If you're one of those people who remain resolutely nonplussed by Koei's Warriors series you can move along now. There's nothing to see here. Warriors Orochi is unlikely to convert you to the joys of Byzantine genealogies, shoddy voice-acting and button-bashing-filled battlefields. If you're not one of those people, well, you'll probably be wondering where Orochi fits in to the series: what new nuances it brings and how they affect the finely honed balance between battlefield strategy and button-bashing combat that Koei has pioneered. Read on.
The game is, essentially, a mash-up between Samurai Warriors and Dynasty Warriors. It's been made possible thanks to the nefarious evil of the Serpent King Orochi, who has created a rift in the space-time continuum to test himself against warriors from each era (which is, of course, depicted in a characteristically cutting-edge cut-scene intro). It incorporates practically all the playable characters from both games across four campaigns, with maps and features that will be familiar to fans of either series. And all of the hallmarks are there - from the dizzyingly silly techno soundtrack and comedy voice-acting, to the countless numbers of combatants and constant ebb and flow of battle.
The thing that sets it apart from each series - the new gimmick - is the 'team battle system'. Which basically means that you pick a team of three fighters and switch between them whenever you like during battles. While team members aren't fighting, their signature musou moves, and their health, are recharged. It means that it's possible to wreak even more destruction than before, by switching between characters to chain Musou attacks, and it's possible to keep going for longer, by switching between characters to recover health. The other big new thing is a weapon fusion system that allows you to combine weapons to create more powerful ones.
The problem with the latter feature is that it's under-powered until you start picking up the most powerful weapons. Why go to the bother of fusing weapons when next mission you can pick up a new weapon that's so much more powerful than the two combined? The simple answer is that you don't have to bother. You can just choose not to fuse any weapons and it'll be like it was never there. It's more difficult, however, to ignore the flaws with the former feature: because the team battle system is not all it's cracked up to be.
The most dramatic upshot of the feature is that combat now gets more intense than ever before. Battles are now composed of a series of intense flashpoints: almost every mission features at least one set-piece that surrounds you with multiple enemy officers, where switching between characters becomes an essential survival strategy. While that does make the combat histrionics even more heroic and intense than ever before, it also gets a bit confusing, especially if you find yourself buffeted by a succession of special attacks.

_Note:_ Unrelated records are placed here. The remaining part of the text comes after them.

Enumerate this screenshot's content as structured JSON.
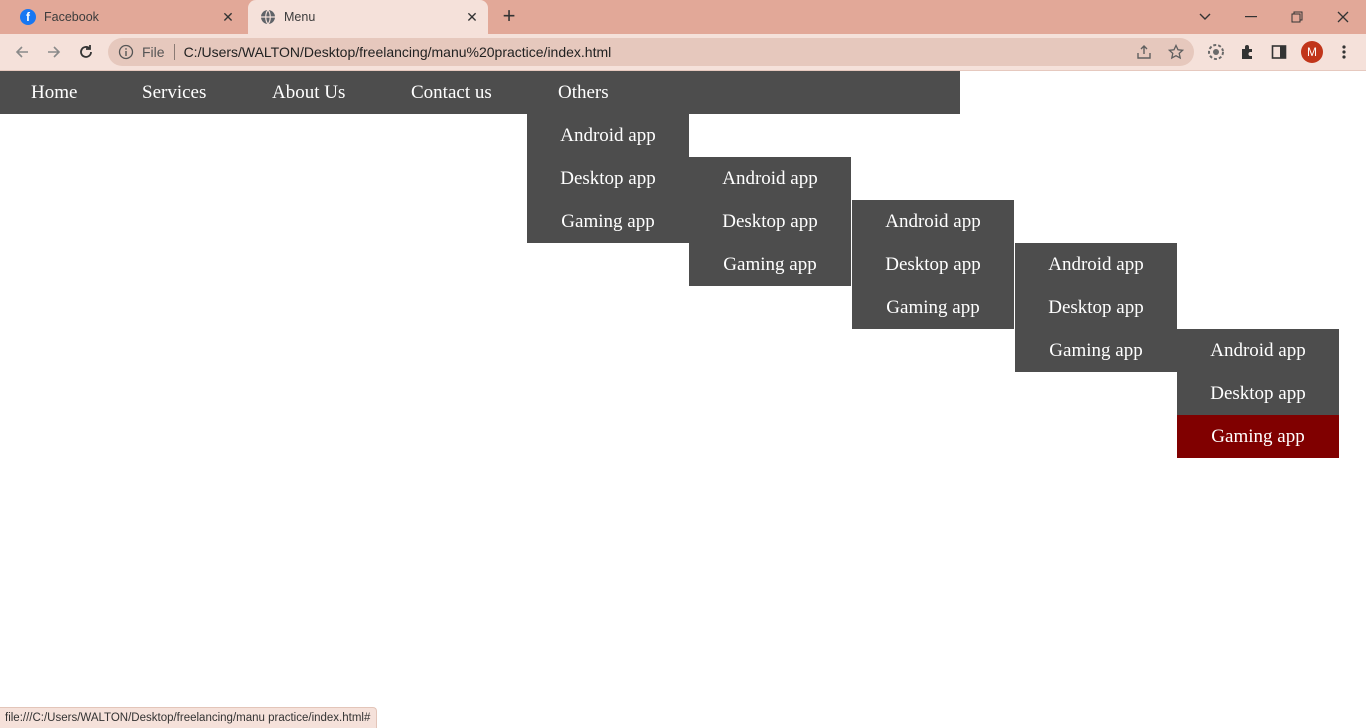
{
  "browser": {
    "tabs": [
      {
        "title": "Facebook",
        "icon": "facebook-icon",
        "active": false
      },
      {
        "title": "Menu",
        "icon": "globe-icon",
        "active": true
      }
    ],
    "address": {
      "scheme_label": "File",
      "url": "C:/Users/WALTON/Desktop/freelancing/manu%20practice/index.html"
    },
    "profile_initial": "M",
    "status_text": "file:///C:/Users/WALTON/Desktop/freelancing/manu practice/index.html#"
  },
  "nav": {
    "items": [
      "Home",
      "Services",
      "About Us",
      "Contact us",
      "Others"
    ]
  },
  "submenus": [
    [
      "Android app",
      "Desktop app",
      "Gaming app"
    ],
    [
      "Android app",
      "Desktop app",
      "Gaming app"
    ],
    [
      "Android app",
      "Desktop app",
      "Gaming app"
    ],
    [
      "Android app",
      "Desktop app",
      "Gaming app"
    ],
    [
      "Android app",
      "Desktop app",
      "Gaming app"
    ]
  ],
  "colors": {
    "menu_bg": "#4d4d4d",
    "menu_hover": "#800000",
    "text": "#ffffff",
    "tab_strip": "#e2a898",
    "toolbar": "#f5e1da"
  }
}
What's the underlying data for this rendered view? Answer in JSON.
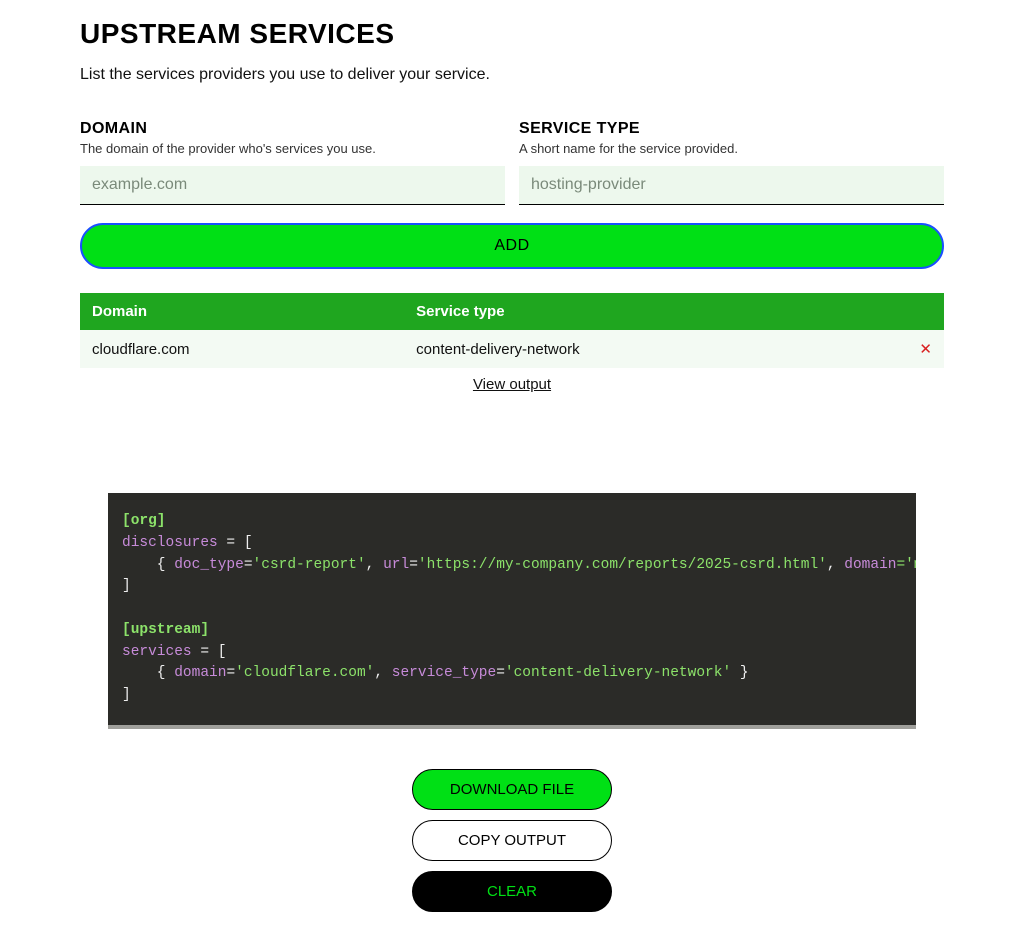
{
  "title": "UPSTREAM SERVICES",
  "subtitle": "List the services providers you use to deliver your service.",
  "form": {
    "domain": {
      "label": "DOMAIN",
      "hint": "The domain of the provider who's services you use.",
      "placeholder": "example.com"
    },
    "service_type": {
      "label": "SERVICE TYPE",
      "hint": "A short name for the service provided.",
      "placeholder": "hosting-provider"
    },
    "add_label": "ADD"
  },
  "table": {
    "headers": {
      "domain": "Domain",
      "service_type": "Service type"
    },
    "rows": [
      {
        "domain": "cloudflare.com",
        "service_type": "content-delivery-network"
      }
    ]
  },
  "view_output_label": "View output",
  "code": {
    "sec_org": "[org]",
    "disclosures_key": "disclosures",
    "eq_open": " = [",
    "close": "]",
    "disclosure_line_pre": "    { ",
    "doc_type_k": "doc_type",
    "doc_type_v": "'csrd-report'",
    "url_k": "url",
    "url_v": "'https://my-company.com/reports/2025-csrd.html'",
    "domain_k": "domain",
    "domain_trail": "='m",
    "sec_upstream": "[upstream]",
    "services_key": "services",
    "srv_domain_v": "'cloudflare.com'",
    "srv_type_k": "service_type",
    "srv_type_v": "'content-delivery-network'"
  },
  "buttons": {
    "download": "DOWNLOAD FILE",
    "copy": "COPY OUTPUT",
    "clear": "CLEAR"
  }
}
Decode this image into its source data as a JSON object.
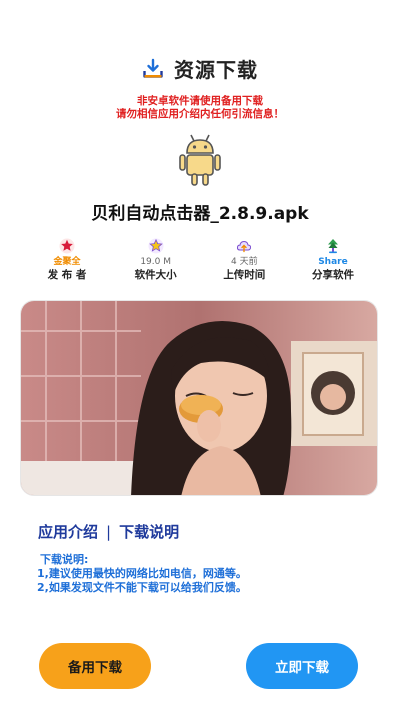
{
  "header": {
    "title": "资源下载",
    "icon": "download-tray-icon"
  },
  "warning": {
    "line1": "非安卓软件请使用备用下载",
    "line2": "请勿相信应用介绍内任何引流信息！"
  },
  "app": {
    "name": "贝利自动点击器_2.8.9.apk",
    "icon": "android-robot-icon"
  },
  "stats": [
    {
      "icon": "red-star-badge-icon",
      "value": "金聚全",
      "label": "发 布 者"
    },
    {
      "icon": "yellow-star-badge-icon",
      "value": "19.0 M",
      "label": "软件大小"
    },
    {
      "icon": "upload-cloud-icon",
      "value": "4 天前",
      "label": "上传时间"
    },
    {
      "icon": "share-tree-icon",
      "value": "Share",
      "label": "分享软件"
    }
  ],
  "tabs": {
    "intro": "应用介绍",
    "separator": "|",
    "notes": "下载说明"
  },
  "notes": {
    "head": "下载说明:",
    "line1": "1,建议使用最快的网络比如电信，网通等。",
    "line2": "2,如果发现文件不能下载可以给我们反馈。"
  },
  "buttons": {
    "backup": "备用下载",
    "download_now": "立即下载"
  },
  "colors": {
    "warning": "#e02020",
    "tab": "#1f3a9c",
    "notes": "#1e6fd8",
    "backup_btn": "#f7a11a",
    "download_btn": "#2196f3"
  }
}
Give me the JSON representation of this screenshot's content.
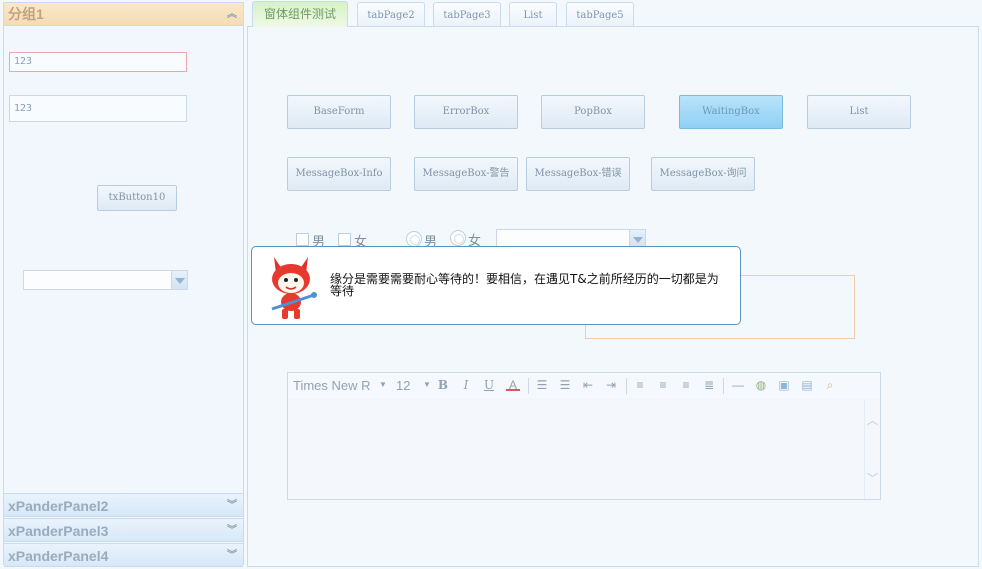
{
  "left_panel": {
    "group1_title": "分组1",
    "textbox1_value": "123",
    "textbox2_value": "123",
    "button_label": "txButton10",
    "panels": [
      "xPanderPanel2",
      "xPanderPanel3",
      "xPanderPanel4"
    ]
  },
  "tabs": [
    "窗体组件测试",
    "tabPage2",
    "tabPage3",
    "List",
    "tabPage5"
  ],
  "buttons_row1": [
    "BaseForm",
    "ErrorBox",
    "PopBox",
    "WaitingBox",
    "List"
  ],
  "buttons_row2": [
    "MessageBox-Info",
    "MessageBox-警告",
    "MessageBox-错误",
    "MessageBox-询问"
  ],
  "checkboxes": [
    "男",
    "女"
  ],
  "radios": [
    "男",
    "女"
  ],
  "editor_toolbar": {
    "font_name": "Times New R",
    "font_size": "12",
    "bold": "B",
    "italic": "I",
    "underline": "U",
    "font_color": "A"
  },
  "popup": {
    "message": "缘分是需要需要耐心等待的！要相信，在遇见T&之前所经历的一切都是为等待",
    "mascot_icon": "fox-mascot-icon"
  },
  "colors": {
    "accent_selected_button": "#8fd0f4",
    "active_tab": "#d8f2c6",
    "popup_border": "#5d94bb"
  }
}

More seriously, it seems to lessen the emphasis on battlefield strategy - on reading and reacting to the ebb and flow of battle. The missions in Orochi seem much more straightforward by comparison to other games in the series.
The other drawback with the team battle system is that it makes players so highly powered that protecting NPCs becomes even more prominent than in other Warriors games. And boy is it frustrating when you're more powerful than ever before to fail a mission because your general can't defend himself - especially if you've spent a good twenty minutes reaching the game's cheapo final boss. And is it really too much to expect a next-gen title to allow you to invert the camera axes?
So those are the drawbacks. What about the positives? Well the positives are that it's another new Warriors game. It might not be the best of them, but you're not going to find too many games like them anywhere else. It's certainly not as smart, or as entertaining, as the more cerebral, if sedate, combination of action and strategy in other Warriors titles. But as an amuse bouche between the last round of Warriors games and the next one it works fine, serving up just enough novelty to pep up the classic Warriors recipe, while leaving you eager to taste the hopefully meatier delights of Dynasty Warriors 6 next year. It's just a shame that compared to the innovative excellence of Koei's other battlefield titles like Bladestorm or Gundam Musou, or even just Samurai Warriors 2, Warriors Orochi falls a little short.